Website and app data records
════════════════════
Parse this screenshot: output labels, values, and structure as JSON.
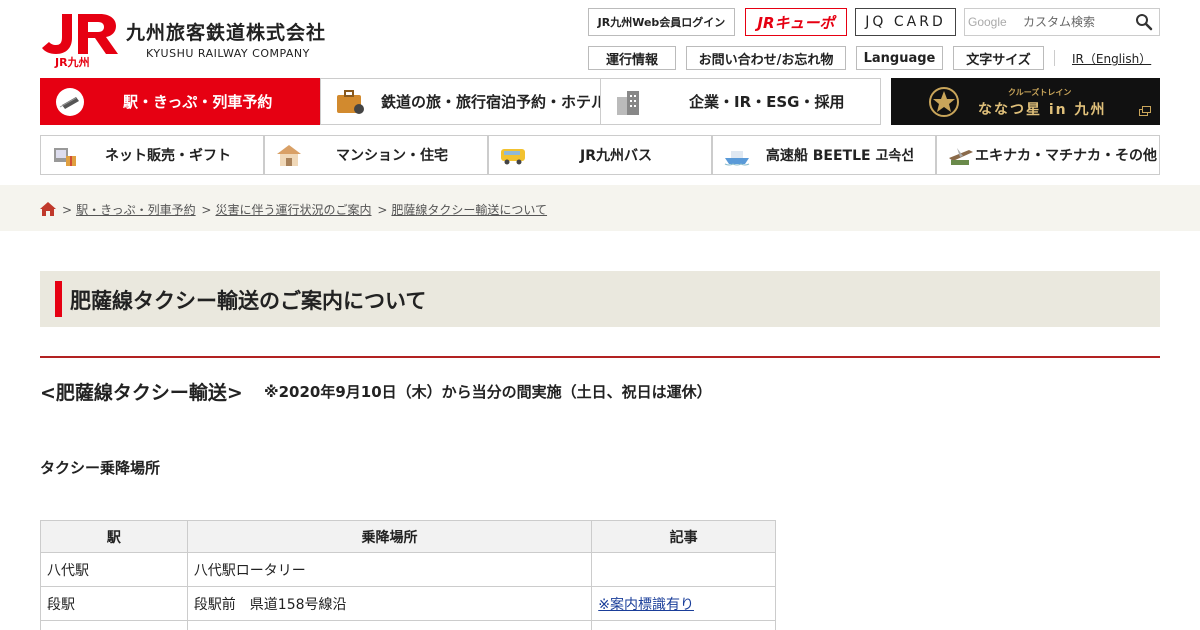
{
  "header": {
    "logo_mark": "JR",
    "logo_sub": "JR九州",
    "company_name": "九州旅客鉄道株式会社",
    "company_name_en": "KYUSHU RAILWAY COMPANY",
    "login_button": "JR九州Web会員ログイン",
    "kyupo_button": "JRキューポ",
    "jqcard_button": "JQ CARD",
    "search": {
      "provider_label": "Google",
      "placeholder": "カスタム検索"
    },
    "sub_links": {
      "unko": "運行情報",
      "inquiry": "お問い合わせ/お忘れ物",
      "language": "Language",
      "font_size": "文字サイズ",
      "ir_english": "IR（English）"
    }
  },
  "nav_primary": [
    {
      "label": "駅・きっぷ・列車予約"
    },
    {
      "label": "鉄道の旅・旅行宿泊予約・ホテル"
    },
    {
      "label": "企業・IR・ESG・採用"
    }
  ],
  "nanatsuboshi": {
    "small_label": "クルーズトレイン",
    "title": "ななつ星 in 九州"
  },
  "nav_secondary": [
    {
      "label": "ネット販売・ギフト"
    },
    {
      "label": "マンション・住宅"
    },
    {
      "label": "JR九州バス"
    },
    {
      "label": "高速船 BEETLE 고속선"
    },
    {
      "label": "エキナカ・マチナカ・その他"
    }
  ],
  "breadcrumb": {
    "items": [
      "駅・きっぷ・列車予約",
      "災害に伴う運行状況のご案内",
      "肥薩線タクシー輸送について"
    ],
    "separator": ">"
  },
  "page": {
    "title": "肥薩線タクシー輸送のご案内について",
    "section_heading": "<肥薩線タクシー輸送>",
    "section_note": "※2020年9月10日（木）から当分の間実施（土日、祝日は運休）",
    "subheading": "タクシー乗降場所"
  },
  "table": {
    "headers": [
      "駅",
      "乗降場所",
      "記事"
    ],
    "rows": [
      {
        "station": "八代駅",
        "place": "八代駅ロータリー",
        "note": ""
      },
      {
        "station": "段駅",
        "place": "段駅前　県道158号線沿",
        "note": "※案内標識有り"
      }
    ]
  },
  "colors": {
    "brand_red": "#e60012",
    "title_bg": "#eae8de",
    "breadcrumb_bg": "#f5f4ee",
    "link": "#1a3e9a"
  }
}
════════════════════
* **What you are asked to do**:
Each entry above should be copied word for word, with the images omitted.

* **Output for this exercise**:
Parse this screenshot: output labels, values, and structure as JSON.
{
  "header": {
    "logo_mark": "JR",
    "logo_sub": "JR九州",
    "company_name": "九州旅客鉄道株式会社",
    "company_name_en": "KYUSHU RAILWAY COMPANY",
    "login_button": "JR九州Web会員ログイン",
    "kyupo_button": "JRキューポ",
    "jqcard_button": "JQ CARD",
    "search": {
      "provider_label": "Google",
      "placeholder": "カスタム検索"
    },
    "sub_links": {
      "unko": "運行情報",
      "inquiry": "お問い合わせ/お忘れ物",
      "language": "Language",
      "font_size": "文字サイズ",
      "ir_english": "IR（English）"
    }
  },
  "nav_primary": [
    {
      "label": "駅・きっぷ・列車予約"
    },
    {
      "label": "鉄道の旅・旅行宿泊予約・ホテル"
    },
    {
      "label": "企業・IR・ESG・採用"
    }
  ],
  "nanatsuboshi": {
    "small_label": "クルーズトレイン",
    "title": "ななつ星 in 九州"
  },
  "nav_secondary": [
    {
      "label": "ネット販売・ギフト"
    },
    {
      "label": "マンション・住宅"
    },
    {
      "label": "JR九州バス"
    },
    {
      "label": "高速船 BEETLE 고속선"
    },
    {
      "label": "エキナカ・マチナカ・その他"
    }
  ],
  "breadcrumb": {
    "items": [
      "駅・きっぷ・列車予約",
      "災害に伴う運行状況のご案内",
      "肥薩線タクシー輸送について"
    ],
    "separator": ">"
  },
  "page": {
    "title": "肥薩線タクシー輸送のご案内について",
    "section_heading": "<肥薩線タクシー輸送>",
    "section_note": "※2020年9月10日（木）から当分の間実施（土日、祝日は運休）",
    "subheading": "タクシー乗降場所"
  },
  "table": {
    "headers": [
      "駅",
      "乗降場所",
      "記事"
    ],
    "rows": [
      {
        "station": "八代駅",
        "place": "八代駅ロータリー",
        "note": ""
      },
      {
        "station": "段駅",
        "place": "段駅前　県道158号線沿",
        "note": "※案内標識有り"
      }
    ]
  },
  "colors": {
    "brand_red": "#e60012",
    "title_bg": "#eae8de",
    "breadcrumb_bg": "#f5f4ee",
    "link": "#1a3e9a"
  }
}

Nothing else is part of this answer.